Later years

Chadwick's chief aim as master of Caius was to raise the academic standards of the college. His tenure saw a gradually increasing proportion of students accepted from state schools, a broadening of the fellowship to canvas the best available from other colleges and universities, and a great increase in the number of research fellows, all made possible by the improvement in the college finances that Chadwick engineered. However, the fellowship of Caius at the time were a contentious body in whom ultimate authority in the college rested and Chadwick was deeply upset by the antagonism engendered by the college's internal politics. He resigned the mastership in 1958.

The Chadwicks bought a house in north Wales, Wynne's Parc on the outskirts of Denbigh, where they spent ten happy years. Chadwick spent much of his time editing Rutherford's collected papers for publication. In 1968 they moved back to Cambridge to be near their daughters. Chadwick had received many honours: the Copley and Hughes medals of the Royal Society, the Faraday medal, and the Franklin medal. He held the American medal for merit and Germany's order of merit, the highest honours these countries can bestow on foreign citizens, and honours from universities and scientific societies all over the world. In 1970 the queen made Chadwick a Companion of Honour. Tall and dark, with a dry sense of humour, Chadwick was a very humble man who found public speaking so daunting that ill health often precluded him from delivering the lecture. Yet behind the reserve his students and colleagues detected a great kindness and an overriding concern for his duty. Chadwick died in his sleep on 24 July 1974.

Sources

  • A. Brown, The neutron and the bomb: a biography of Sir James Chadwick (1997)
  • H. S. W. Massey and N. Feather, Memoirs FRS, 22 (1976), 11–20 [incl. list of publications]
  • M. Goldhaber, ‘With Chadwick in the Cavendish’, Bulletin of Atomic Science, 38/10 (1982), 12–13
  • M. Oliphant, ‘The beginning: Chadwick and the neutron’, Bulletin of Atomic Science, 38/10 (1982), 14–18
  • L. Arnold, ‘A modest maker of modern physics’, Science, 282 (1998), 422
  • The Times (25 July 1974), 20g

Archives

  • Atomic Energy Research Establishment, Harwell, corresp. and papers
  • CAC Cam., papers
  • U. Lpool L., corresp.
  • Bodl.

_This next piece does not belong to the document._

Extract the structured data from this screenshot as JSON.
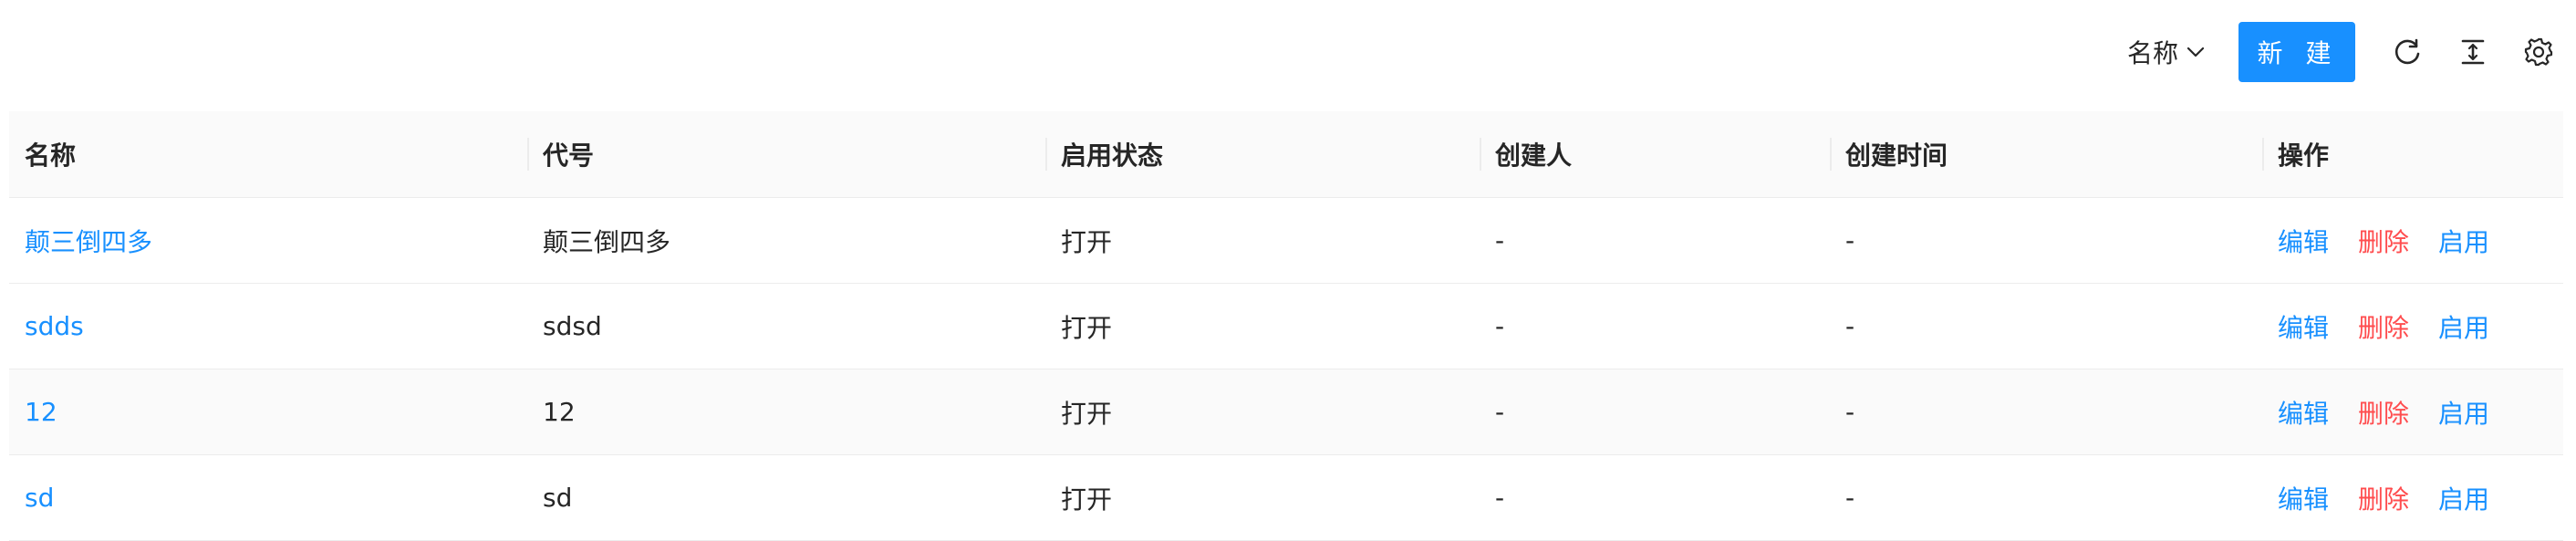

Oxf., corresp. relating to Society for Protection of Science and Learning
  • CAC Cam., corresp. with Sir Edward Bullard
  • CUL, Rutherford collection, corresp. with Rutherford, MS 7653
  • Nuffield Oxf., corresp. with Viscount Cherwell
  • Trinity Cam., corresp. with Egon Bretscher
  • University of Copenhagen, Niels Bohr Institute for Astronomy, Physics, and Geophysics, corresp. with Bohr

Likenesses

  • A. Barrington-Brown, photograph, 1953, Daily Herald [see illus.]
  • J. Gunn, oils, 1953, Gon. & Caius Cam.
  • photograph, repro. in Massie and Feather, Memoirs FRS
  • photograph, NPG
  • photograph, Hult. Arch.
  • photographs, repro. in Brown, Neutron and the bomb, pl. 1–18
  • photographs, U. Cam., Cavendish Laboratory

Wealth at Death

£33,146: probate, 4 Oct 1974, CGPLA Eng. & Wales

Biographical Memoirs of Fellows of the Royal Society